• WHAT IS BEING ASKED: Could you repeat all of the entries below, character for character?

Data about app and page elements:
===============
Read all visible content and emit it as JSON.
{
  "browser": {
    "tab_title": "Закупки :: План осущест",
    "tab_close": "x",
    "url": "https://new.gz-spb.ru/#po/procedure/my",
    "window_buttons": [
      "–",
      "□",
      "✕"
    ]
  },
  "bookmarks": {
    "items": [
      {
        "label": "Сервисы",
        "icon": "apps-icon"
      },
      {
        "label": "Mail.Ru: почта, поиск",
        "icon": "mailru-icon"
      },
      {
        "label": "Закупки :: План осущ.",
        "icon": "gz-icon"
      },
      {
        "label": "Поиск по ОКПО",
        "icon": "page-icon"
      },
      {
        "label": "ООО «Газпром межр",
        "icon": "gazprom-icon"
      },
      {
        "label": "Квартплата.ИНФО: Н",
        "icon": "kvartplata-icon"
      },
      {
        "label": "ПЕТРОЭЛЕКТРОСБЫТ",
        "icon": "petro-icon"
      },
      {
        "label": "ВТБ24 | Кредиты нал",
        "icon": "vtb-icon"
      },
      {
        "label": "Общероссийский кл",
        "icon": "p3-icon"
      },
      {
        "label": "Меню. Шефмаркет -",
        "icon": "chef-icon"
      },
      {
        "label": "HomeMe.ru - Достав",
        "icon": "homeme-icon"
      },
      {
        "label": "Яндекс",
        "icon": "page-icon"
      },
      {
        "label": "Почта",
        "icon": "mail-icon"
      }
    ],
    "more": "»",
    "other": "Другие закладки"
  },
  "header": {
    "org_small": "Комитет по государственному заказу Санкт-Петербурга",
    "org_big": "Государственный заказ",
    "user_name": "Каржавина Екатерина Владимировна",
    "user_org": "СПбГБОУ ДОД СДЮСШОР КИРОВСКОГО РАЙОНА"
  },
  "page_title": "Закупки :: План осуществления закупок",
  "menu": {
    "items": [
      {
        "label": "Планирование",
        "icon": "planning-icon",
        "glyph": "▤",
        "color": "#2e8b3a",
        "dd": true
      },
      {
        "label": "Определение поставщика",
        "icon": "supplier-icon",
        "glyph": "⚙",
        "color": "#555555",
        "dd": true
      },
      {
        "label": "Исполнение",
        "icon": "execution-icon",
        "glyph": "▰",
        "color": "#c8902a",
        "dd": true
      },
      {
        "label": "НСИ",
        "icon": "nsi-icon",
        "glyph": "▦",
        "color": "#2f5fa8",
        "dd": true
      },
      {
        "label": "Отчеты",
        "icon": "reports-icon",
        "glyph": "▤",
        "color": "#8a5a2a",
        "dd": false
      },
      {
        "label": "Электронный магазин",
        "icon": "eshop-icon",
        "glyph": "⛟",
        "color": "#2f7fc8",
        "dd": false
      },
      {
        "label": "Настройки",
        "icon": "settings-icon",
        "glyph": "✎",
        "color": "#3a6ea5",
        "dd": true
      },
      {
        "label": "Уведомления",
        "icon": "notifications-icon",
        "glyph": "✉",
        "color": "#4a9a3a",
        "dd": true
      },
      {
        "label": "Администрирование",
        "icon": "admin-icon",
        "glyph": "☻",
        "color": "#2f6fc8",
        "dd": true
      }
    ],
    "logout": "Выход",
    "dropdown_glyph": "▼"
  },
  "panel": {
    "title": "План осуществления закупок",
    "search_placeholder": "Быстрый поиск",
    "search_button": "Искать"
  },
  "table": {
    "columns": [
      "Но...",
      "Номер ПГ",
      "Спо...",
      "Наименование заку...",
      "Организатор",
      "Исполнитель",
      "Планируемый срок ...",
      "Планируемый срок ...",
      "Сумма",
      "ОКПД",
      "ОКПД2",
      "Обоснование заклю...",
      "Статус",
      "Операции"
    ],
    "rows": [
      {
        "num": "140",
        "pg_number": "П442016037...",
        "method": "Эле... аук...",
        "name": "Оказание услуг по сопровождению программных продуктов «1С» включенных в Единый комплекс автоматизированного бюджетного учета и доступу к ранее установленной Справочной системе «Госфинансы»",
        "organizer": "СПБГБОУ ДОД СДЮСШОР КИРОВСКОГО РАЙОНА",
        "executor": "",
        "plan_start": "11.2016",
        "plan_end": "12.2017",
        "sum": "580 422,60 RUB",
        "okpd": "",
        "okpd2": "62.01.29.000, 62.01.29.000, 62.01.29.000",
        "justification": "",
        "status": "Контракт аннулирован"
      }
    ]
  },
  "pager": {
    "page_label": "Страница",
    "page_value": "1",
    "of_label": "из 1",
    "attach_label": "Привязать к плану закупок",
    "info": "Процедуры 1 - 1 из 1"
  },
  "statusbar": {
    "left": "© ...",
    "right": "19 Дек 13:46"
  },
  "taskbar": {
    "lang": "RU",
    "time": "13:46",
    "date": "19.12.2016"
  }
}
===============
• PROBLEM SOLUTION:
Read all visible content and emit it as JSON.
{
  "browser": {
    "tab_title": "Закупки :: План осущест",
    "tab_close": "x",
    "url": "https://new.gz-spb.ru/#po/procedure/my",
    "window_buttons": [
      "–",
      "□",
      "✕"
    ]
  },
  "bookmarks": {
    "items": [
      {
        "label": "Сервисы",
        "icon": "apps-icon"
      },
      {
        "label": "Mail.Ru: почта, поиск",
        "icon": "mailru-icon"
      },
      {
        "label": "Закупки :: План осущ.",
        "icon": "gz-icon"
      },
      {
        "label": "Поиск по ОКПО",
        "icon": "page-icon"
      },
      {
        "label": "ООО «Газпром межр",
        "icon": "gazprom-icon"
      },
      {
        "label": "Квартплата.ИНФО: Н",
        "icon": "kvartplata-icon"
      },
      {
        "label": "ПЕТРОЭЛЕКТРОСБЫТ",
        "icon": "petro-icon"
      },
      {
        "label": "ВТБ24 | Кредиты нал",
        "icon": "vtb-icon"
      },
      {
        "label": "Общероссийский кл",
        "icon": "p3-icon"
      },
      {
        "label": "Меню. Шефмаркет -",
        "icon": "chef-icon"
      },
      {
        "label": "HomeMe.ru - Достав",
        "icon": "homeme-icon"
      },
      {
        "label": "Яндекс",
        "icon": "page-icon"
      },
      {
        "label": "Почта",
        "icon": "mail-icon"
      }
    ],
    "more": "»",
    "other": "Другие закладки"
  },
  "header": {
    "org_small": "Комитет по государственному заказу Санкт-Петербурга",
    "org_big": "Государственный заказ",
    "user_name": "Каржавина Екатерина Владимировна",
    "user_org": "СПбГБОУ ДОД СДЮСШОР КИРОВСКОГО РАЙОНА"
  },
  "page_title": "Закупки :: План осуществления закупок",
  "menu": {
    "items": [
      {
        "label": "Планирование",
        "icon": "planning-icon",
        "glyph": "▤",
        "color": "#2e8b3a",
        "dd": true
      },
      {
        "label": "Определение поставщика",
        "icon": "supplier-icon",
        "glyph": "⚙",
        "color": "#555555",
        "dd": true
      },
      {
        "label": "Исполнение",
        "icon": "execution-icon",
        "glyph": "▰",
        "color": "#c8902a",
        "dd": true
      },
      {
        "label": "НСИ",
        "icon": "nsi-icon",
        "glyph": "▦",
        "color": "#2f5fa8",
        "dd": true
      },
      {
        "label": "Отчеты",
        "icon": "reports-icon",
        "glyph": "▤",
        "color": "#8a5a2a",
        "dd": false
      },
      {
        "label": "Электронный магазин",
        "icon": "eshop-icon",
        "glyph": "⛟",
        "color": "#2f7fc8",
        "dd": false
      },
      {
        "label": "Настройки",
        "icon": "settings-icon",
        "glyph": "✎",
        "color": "#3a6ea5",
        "dd": true
      },
      {
        "label": "Уведомления",
        "icon": "notifications-icon",
        "glyph": "✉",
        "color": "#4a9a3a",
        "dd": true
      },
      {
        "label": "Администрирование",
        "icon": "admin-icon",
        "glyph": "☻",
        "color": "#2f6fc8",
        "dd": true
      }
    ],
    "logout": "Выход",
    "dropdown_glyph": "▼"
  },
  "panel": {
    "title": "План осуществления закупок",
    "search_placeholder": "Быстрый поиск",
    "search_button": "Искать"
  },
  "table": {
    "columns": [
      "Но...",
      "Номер ПГ",
      "Спо...",
      "Наименование заку...",
      "Организатор",
      "Исполнитель",
      "Планируемый срок ...",
      "Планируемый срок ...",
      "Сумма",
      "ОКПД",
      "ОКПД2",
      "Обоснование заклю...",
      "Статус",
      "Операции"
    ],
    "rows": [
      {
        "num": "140",
        "pg_number": "П442016037...",
        "method": "Эле... аук...",
        "name": "Оказание услуг по сопровождению программных продуктов «1С» включенных в Единый комплекс автоматизированного бюджетного учета и доступу к ранее установленной Справочной системе «Госфинансы»",
        "organizer": "СПБГБОУ ДОД СДЮСШОР КИРОВСКОГО РАЙОНА",
        "executor": "",
        "plan_start": "11.2016",
        "plan_end": "12.2017",
        "sum": "580 422,60 RUB",
        "okpd": "",
        "okpd2": "62.01.29.000, 62.01.29.000, 62.01.29.000",
        "justification": "",
        "status": "Контракт аннулирован"
      }
    ]
  },
  "pager": {
    "page_label": "Страница",
    "page_value": "1",
    "of_label": "из 1",
    "attach_label": "Привязать к плану закупок",
    "info": "Процедуры 1 - 1 из 1"
  },
  "statusbar": {
    "left": "© ...",
    "right": "19 Дек 13:46"
  },
  "taskbar": {
    "lang": "RU",
    "time": "13:46",
    "date": "19.12.2016"
  }
}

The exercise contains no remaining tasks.